Saturday night at Sloppy Joe’s, spectators cheered and waved signs wildly when their favorite “aspiring Ernests” paraded onstage to be judged by a panel of past contest winners.
Some contestants tried to impress the judges with their musical skills — including finalist Bat Masterson, who performed a parody of “Bad to the Bone,” made famous by George Thorogood & the Destroyers in the 1980s, while accompanying himself on the harmonica.
A few even competed as the “young Hemingway,” with jet-black hair and well-styled mustaches but no beard.
Tom Grizzard, right, winner of the 2008 Hemingway Look-Alike Contest, and other past winners judge entrants during the 2023 contest at Sloppy Joe’s Bar in Key West. (Photo by Andy Newman, Florida Keys News Bureau)
Gerrit, who won on his 11th attempt, said he shares several traits besides appearance with Hemingway, and has written both nonfiction and short fiction (though, so far, he hasn’t tried to get his work published).
“Like Hemingway, I have a love of the outdoors; I love fishing one heck of a lot,” he said, citing catches of walleye and northern pike in Wisconsin waters as well as angling for tarpon in the Florida Keys.
He admitted, however, that he can’t match the late author’s tally of four marriages.
“I only have one wife, but that doesn’t matter — that’s all I need,” he advised.
Earlier July 22, the look-alike contingent recalled Hemingway’s deep interest in bullfighting culture during the “Running of the Bulls,” a lighthearted spoof of the famed run held annually in Pamplona, Spain.
A slow-paced ramble rather than an actual “run,” the Key West event featured the proud “Papas” — dressed in the all-white garb and red scarves typically worn at the Pamplona challenge — parading through the island’s historic downtown with a herd of life-size replica bulls on wheels.
Past Hemingway Look-Alike Contest winners congratulate Gerrit Marshall (center) with a traditional “victory smooch.” (Photo by Andy Newman, Florida Keys News Bureau)
The annual Hemingway Days festivities salute the adventurous lifestyle and literary prowess of the Nobel Prize–winning author, who spent nearly a decade living and writing in Key West.
“It is exhilarating to know that Hemingway was here, and to walk in his footsteps,” said Gerrit. “I think if he was here today, he would be totally amazed.”
As well as the contest and other festival events, the look-alikes focus on raising scholarship funds for Florida Keys students.
Hemingway Look-Alike Society president David Douglas estimated that they amassed close to $125,000 (a breathtaking amount!) during the 2023 festival.
Ernest Hemingway wrote many of his most famous works during his Key West years including “To Have and Have Not,” “The Snows of Kilimanjaro” and “For Whom the Bell Tolls.”
So it’s only fitting that the island he loved is the setting for a festival recalling his talent and spirit.

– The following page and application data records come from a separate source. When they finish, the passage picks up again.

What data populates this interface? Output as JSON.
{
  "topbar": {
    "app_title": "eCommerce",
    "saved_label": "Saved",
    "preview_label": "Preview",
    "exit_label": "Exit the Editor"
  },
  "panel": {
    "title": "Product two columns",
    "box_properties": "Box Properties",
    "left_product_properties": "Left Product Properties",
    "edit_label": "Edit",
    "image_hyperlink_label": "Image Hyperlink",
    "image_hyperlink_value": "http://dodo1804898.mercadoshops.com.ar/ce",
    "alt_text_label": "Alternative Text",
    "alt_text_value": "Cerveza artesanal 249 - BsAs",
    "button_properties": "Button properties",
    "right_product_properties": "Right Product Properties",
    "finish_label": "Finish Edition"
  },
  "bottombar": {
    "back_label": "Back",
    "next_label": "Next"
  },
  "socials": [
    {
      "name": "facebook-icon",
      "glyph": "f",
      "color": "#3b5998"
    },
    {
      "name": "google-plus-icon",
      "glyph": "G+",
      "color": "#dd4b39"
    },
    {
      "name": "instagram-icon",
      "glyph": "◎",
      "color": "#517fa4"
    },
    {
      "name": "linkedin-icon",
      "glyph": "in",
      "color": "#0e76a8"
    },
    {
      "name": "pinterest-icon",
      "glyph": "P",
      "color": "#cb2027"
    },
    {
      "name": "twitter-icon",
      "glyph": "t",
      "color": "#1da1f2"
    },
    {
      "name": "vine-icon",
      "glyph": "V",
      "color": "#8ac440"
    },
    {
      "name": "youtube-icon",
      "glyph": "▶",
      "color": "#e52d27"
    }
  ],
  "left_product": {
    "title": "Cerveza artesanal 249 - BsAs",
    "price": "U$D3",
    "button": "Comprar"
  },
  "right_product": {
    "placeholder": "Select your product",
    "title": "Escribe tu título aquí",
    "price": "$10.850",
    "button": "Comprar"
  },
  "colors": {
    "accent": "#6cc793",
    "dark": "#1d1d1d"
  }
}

Congratulations, “Papa” Gerrit — and welcome to the bearded brotherhood!